[Problem description]:
Whenever a line below holds the word "this", count it once; report the total and nothing else.

Data records for software interfaces:
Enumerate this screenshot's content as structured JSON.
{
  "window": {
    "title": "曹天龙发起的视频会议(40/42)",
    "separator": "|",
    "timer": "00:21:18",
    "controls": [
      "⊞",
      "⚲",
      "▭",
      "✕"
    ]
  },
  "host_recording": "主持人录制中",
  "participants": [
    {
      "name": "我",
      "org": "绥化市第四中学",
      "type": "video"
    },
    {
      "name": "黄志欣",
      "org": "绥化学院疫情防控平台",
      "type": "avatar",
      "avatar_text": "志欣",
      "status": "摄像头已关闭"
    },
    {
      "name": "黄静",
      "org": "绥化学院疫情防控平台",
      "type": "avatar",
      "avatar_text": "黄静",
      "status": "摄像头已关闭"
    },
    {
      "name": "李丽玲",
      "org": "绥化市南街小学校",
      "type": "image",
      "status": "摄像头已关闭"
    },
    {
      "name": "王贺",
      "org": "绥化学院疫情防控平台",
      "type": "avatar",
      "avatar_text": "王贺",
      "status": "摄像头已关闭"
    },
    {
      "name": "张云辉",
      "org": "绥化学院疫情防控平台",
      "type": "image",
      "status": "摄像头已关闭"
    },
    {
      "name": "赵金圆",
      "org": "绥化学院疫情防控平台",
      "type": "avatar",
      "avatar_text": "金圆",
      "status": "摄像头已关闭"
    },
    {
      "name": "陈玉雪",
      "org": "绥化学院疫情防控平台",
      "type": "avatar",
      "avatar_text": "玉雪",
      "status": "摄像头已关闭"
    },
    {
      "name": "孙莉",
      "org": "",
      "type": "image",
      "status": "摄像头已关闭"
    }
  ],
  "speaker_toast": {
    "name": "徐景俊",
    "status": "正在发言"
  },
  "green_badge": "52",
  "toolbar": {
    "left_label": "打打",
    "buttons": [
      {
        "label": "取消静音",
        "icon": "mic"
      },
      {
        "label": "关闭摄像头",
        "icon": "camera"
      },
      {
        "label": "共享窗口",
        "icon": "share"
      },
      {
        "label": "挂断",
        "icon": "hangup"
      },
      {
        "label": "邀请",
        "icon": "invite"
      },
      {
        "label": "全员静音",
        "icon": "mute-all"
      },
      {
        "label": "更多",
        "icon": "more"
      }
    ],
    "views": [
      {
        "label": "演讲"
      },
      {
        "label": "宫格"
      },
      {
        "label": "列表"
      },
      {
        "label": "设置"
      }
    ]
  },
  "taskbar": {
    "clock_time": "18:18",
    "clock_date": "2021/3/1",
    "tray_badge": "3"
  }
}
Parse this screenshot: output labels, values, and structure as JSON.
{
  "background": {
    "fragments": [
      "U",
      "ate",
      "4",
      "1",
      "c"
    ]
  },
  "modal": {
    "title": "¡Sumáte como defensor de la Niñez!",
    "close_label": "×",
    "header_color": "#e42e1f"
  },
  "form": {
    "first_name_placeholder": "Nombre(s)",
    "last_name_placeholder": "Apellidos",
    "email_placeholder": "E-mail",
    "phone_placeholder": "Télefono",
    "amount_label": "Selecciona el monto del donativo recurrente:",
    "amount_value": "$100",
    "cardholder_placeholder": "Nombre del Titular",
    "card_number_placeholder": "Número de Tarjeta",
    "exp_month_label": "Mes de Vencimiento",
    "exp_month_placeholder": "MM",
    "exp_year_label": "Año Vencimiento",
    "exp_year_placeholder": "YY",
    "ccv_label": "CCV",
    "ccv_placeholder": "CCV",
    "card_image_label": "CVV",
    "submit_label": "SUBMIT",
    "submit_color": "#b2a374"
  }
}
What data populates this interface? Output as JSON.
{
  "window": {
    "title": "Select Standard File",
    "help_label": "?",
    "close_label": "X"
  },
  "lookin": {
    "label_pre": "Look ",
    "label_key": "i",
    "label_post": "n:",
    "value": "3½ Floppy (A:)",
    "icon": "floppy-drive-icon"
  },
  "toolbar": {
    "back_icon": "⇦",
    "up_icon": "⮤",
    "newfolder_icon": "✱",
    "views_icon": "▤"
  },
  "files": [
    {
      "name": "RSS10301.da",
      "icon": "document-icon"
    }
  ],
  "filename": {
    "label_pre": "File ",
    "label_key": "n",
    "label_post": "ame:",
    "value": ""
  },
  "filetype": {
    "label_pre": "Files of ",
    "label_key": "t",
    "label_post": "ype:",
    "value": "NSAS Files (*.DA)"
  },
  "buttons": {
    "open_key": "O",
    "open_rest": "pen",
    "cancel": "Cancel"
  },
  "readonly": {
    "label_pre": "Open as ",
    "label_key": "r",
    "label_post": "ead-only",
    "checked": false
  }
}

[Result of the task]:
3